Search the records for the word "descricao" and pick out every line that has it.

** Opening Extracted entries block **

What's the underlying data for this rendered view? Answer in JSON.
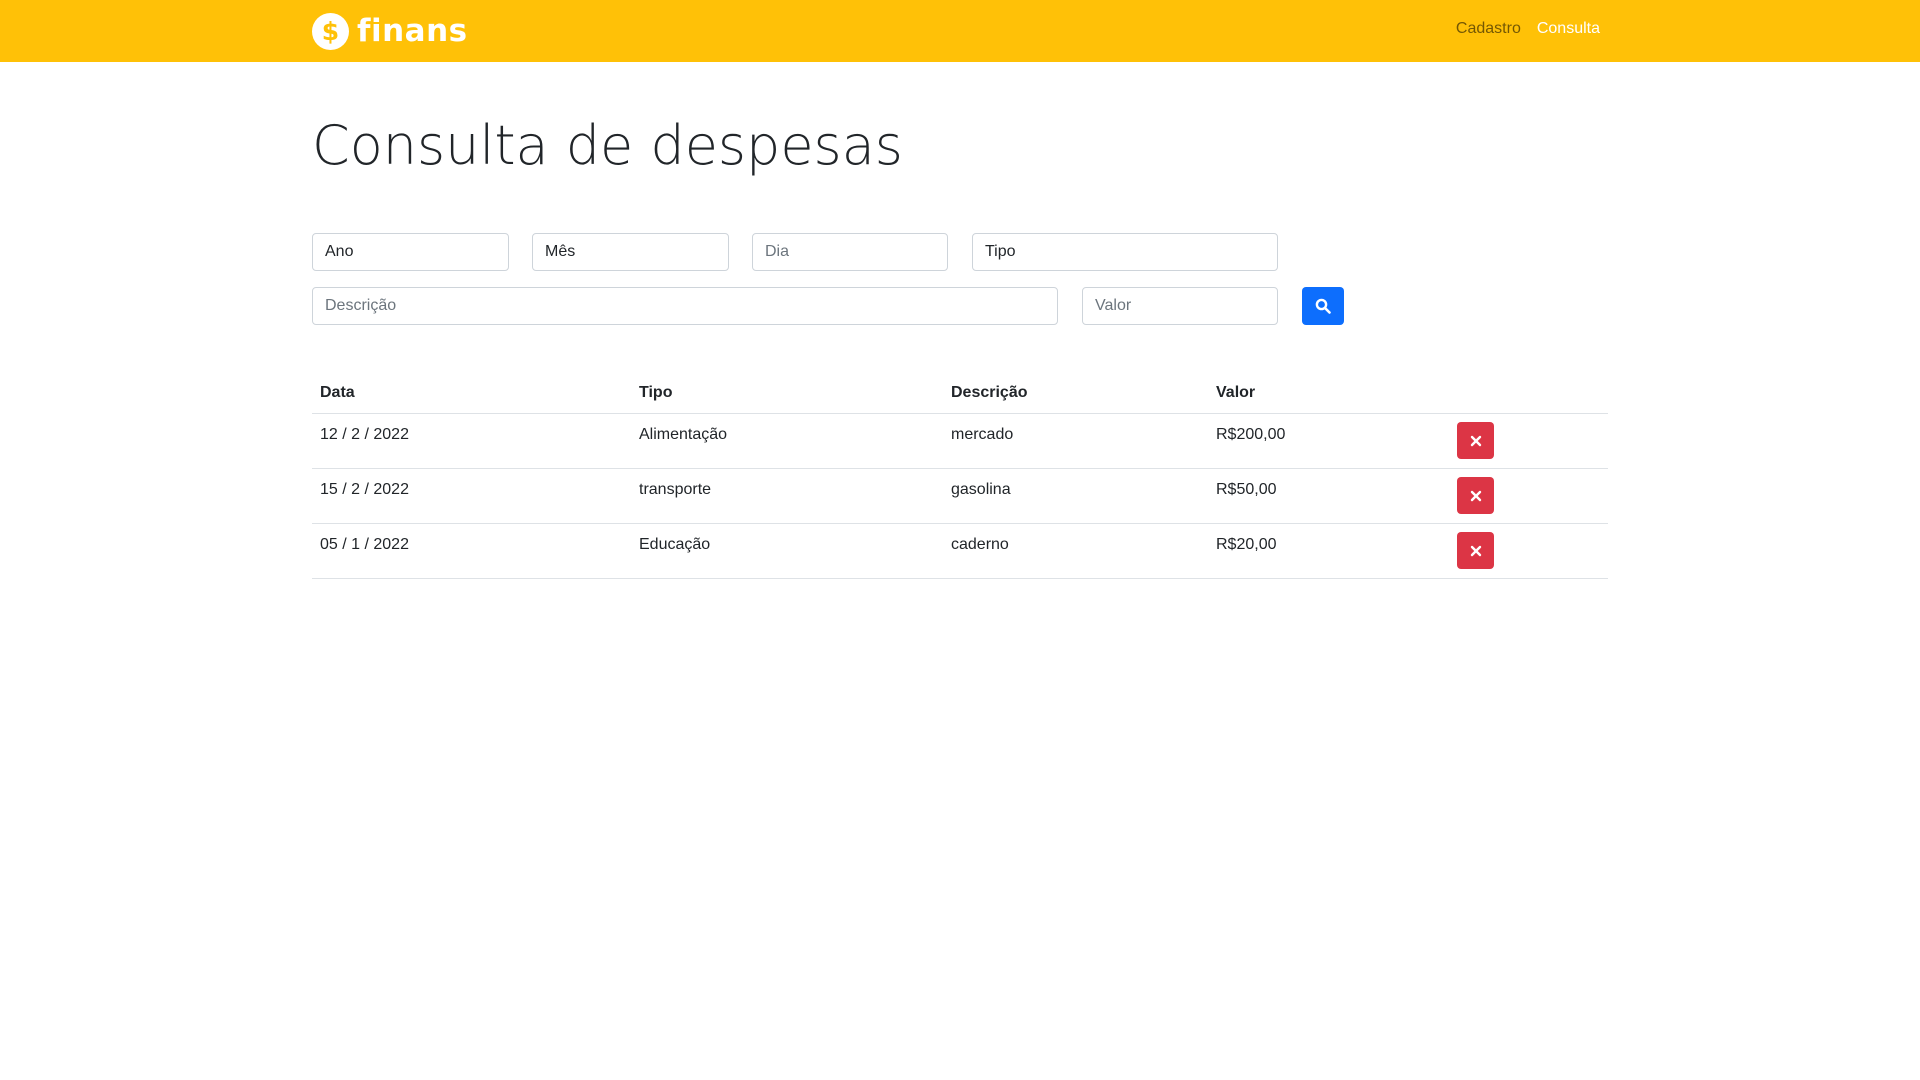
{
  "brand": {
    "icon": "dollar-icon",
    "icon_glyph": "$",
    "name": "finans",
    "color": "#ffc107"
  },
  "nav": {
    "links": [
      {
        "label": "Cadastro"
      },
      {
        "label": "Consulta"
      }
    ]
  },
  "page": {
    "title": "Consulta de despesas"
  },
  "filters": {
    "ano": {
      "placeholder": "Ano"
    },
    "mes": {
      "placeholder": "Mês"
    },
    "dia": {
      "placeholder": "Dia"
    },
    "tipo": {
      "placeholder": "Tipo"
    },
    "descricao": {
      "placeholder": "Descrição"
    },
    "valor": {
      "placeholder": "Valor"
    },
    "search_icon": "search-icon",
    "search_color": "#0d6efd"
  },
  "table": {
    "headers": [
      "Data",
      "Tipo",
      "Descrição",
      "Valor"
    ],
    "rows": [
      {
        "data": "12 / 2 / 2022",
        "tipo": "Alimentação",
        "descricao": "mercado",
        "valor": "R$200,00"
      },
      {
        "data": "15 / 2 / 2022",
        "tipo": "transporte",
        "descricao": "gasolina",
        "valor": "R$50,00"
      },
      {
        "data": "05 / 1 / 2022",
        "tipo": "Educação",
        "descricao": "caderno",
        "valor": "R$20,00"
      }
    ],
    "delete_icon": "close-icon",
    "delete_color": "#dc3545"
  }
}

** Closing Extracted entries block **

• [Exercise result]:
    "descricao": {
        "descricao": "mercado",
        "descricao": "gasolina",
        "descricao": "caderno",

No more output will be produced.